__TASK ITEM__. Filter these entries so that only lines with the word "JSON" remain.

[App and web page records]
⟨
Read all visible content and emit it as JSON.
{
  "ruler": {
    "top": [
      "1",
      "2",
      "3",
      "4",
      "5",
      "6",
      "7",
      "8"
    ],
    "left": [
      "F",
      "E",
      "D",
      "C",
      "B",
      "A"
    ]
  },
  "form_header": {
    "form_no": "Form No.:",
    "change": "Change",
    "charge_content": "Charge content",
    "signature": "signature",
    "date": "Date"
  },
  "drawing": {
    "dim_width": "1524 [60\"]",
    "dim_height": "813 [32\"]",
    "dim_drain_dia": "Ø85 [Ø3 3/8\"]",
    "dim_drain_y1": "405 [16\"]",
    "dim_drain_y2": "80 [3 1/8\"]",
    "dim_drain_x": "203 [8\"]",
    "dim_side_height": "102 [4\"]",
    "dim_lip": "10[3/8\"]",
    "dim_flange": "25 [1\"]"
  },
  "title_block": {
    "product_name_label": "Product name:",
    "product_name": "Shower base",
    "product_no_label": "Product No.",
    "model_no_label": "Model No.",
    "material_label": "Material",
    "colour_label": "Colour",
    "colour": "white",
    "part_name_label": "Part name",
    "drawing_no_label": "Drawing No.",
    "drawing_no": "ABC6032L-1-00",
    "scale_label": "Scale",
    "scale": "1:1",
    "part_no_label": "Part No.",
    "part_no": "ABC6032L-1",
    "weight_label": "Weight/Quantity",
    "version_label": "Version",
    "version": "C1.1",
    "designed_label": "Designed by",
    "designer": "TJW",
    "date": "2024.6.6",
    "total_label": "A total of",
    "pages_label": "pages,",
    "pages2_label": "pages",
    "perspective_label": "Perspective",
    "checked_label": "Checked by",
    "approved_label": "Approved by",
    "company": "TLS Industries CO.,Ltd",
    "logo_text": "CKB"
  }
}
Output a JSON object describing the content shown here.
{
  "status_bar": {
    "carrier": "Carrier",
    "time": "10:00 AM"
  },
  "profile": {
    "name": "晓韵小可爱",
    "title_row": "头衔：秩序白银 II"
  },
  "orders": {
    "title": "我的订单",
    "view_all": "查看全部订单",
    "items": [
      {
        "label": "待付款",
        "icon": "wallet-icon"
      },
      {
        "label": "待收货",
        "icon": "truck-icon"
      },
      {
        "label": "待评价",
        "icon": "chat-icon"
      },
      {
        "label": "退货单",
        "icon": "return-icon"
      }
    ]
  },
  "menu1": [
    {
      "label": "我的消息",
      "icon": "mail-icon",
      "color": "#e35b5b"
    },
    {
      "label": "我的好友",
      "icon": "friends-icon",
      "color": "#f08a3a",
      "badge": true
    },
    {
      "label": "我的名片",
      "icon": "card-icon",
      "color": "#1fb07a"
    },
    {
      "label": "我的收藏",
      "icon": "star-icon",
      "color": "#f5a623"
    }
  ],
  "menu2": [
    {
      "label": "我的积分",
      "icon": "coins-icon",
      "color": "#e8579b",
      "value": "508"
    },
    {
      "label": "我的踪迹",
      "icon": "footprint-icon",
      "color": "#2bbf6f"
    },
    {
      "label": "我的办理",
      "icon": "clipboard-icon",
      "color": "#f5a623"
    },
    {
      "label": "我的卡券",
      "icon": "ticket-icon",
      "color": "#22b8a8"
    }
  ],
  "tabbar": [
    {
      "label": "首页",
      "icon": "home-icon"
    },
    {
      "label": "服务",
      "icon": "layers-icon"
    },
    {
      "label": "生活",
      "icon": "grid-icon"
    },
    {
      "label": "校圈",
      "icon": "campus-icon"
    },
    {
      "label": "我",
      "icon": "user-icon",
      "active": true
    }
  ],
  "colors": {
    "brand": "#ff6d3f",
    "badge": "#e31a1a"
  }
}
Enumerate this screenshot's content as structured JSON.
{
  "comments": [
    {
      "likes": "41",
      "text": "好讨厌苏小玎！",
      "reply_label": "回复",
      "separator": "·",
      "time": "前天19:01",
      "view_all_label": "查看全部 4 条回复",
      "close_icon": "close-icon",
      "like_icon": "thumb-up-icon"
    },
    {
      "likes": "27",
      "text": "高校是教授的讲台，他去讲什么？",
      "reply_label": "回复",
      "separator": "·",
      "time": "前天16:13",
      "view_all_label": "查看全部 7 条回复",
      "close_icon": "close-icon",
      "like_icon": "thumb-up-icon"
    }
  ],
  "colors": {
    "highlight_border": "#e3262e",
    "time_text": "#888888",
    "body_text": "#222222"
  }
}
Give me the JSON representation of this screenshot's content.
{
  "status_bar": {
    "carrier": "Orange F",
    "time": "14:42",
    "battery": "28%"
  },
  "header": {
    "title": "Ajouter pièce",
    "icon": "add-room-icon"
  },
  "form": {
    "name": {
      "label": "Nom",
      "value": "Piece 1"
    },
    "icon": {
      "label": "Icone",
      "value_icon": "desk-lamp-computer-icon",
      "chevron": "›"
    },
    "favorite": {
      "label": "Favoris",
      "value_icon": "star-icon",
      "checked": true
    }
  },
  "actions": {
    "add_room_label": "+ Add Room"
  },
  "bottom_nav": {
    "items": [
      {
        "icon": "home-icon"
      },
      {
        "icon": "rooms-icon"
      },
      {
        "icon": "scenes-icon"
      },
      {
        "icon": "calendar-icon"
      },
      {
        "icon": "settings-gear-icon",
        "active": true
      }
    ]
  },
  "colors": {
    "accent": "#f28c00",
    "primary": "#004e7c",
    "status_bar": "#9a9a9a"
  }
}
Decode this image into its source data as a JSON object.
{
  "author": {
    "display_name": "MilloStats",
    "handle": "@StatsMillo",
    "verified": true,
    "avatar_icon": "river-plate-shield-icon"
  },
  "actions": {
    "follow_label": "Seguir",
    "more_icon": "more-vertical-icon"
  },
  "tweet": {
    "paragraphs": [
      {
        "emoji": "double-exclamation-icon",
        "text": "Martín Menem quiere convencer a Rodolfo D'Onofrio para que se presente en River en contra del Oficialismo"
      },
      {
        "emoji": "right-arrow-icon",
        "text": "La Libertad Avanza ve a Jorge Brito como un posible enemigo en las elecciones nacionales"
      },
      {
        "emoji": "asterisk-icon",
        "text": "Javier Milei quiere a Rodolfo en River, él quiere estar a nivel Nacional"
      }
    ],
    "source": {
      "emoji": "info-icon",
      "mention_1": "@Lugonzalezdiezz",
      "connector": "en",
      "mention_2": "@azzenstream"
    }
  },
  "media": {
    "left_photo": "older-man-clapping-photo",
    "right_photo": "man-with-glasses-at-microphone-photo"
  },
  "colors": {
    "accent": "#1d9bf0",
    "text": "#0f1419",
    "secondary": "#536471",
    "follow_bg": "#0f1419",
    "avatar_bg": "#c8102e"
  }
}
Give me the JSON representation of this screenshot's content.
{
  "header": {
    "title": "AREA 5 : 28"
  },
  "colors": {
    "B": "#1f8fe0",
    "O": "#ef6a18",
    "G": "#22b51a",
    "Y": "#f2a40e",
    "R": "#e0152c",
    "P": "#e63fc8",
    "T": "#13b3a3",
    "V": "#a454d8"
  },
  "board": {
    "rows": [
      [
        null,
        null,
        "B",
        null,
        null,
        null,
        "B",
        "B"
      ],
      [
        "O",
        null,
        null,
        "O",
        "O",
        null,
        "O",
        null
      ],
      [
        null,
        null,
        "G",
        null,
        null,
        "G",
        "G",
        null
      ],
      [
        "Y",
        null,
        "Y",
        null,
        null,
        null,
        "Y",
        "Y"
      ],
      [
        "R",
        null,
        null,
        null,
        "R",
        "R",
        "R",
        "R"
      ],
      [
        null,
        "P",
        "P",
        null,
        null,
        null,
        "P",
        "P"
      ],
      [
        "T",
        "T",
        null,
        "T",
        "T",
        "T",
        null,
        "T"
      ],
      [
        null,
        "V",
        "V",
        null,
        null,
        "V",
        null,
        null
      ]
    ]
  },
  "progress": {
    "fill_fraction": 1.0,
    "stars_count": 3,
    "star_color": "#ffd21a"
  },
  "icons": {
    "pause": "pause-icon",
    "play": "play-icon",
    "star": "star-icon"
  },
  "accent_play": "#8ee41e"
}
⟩
__SOLUTION TO THIS EXERCISE__.
Read all visible content and emit it as JSON.
Output a JSON object describing the content shown here.
Enumerate this screenshot's content as structured JSON.
Give me the JSON representation of this screenshot's content.
Decode this image into its source data as a JSON object.
Give me the JSON representation of this screenshot's content.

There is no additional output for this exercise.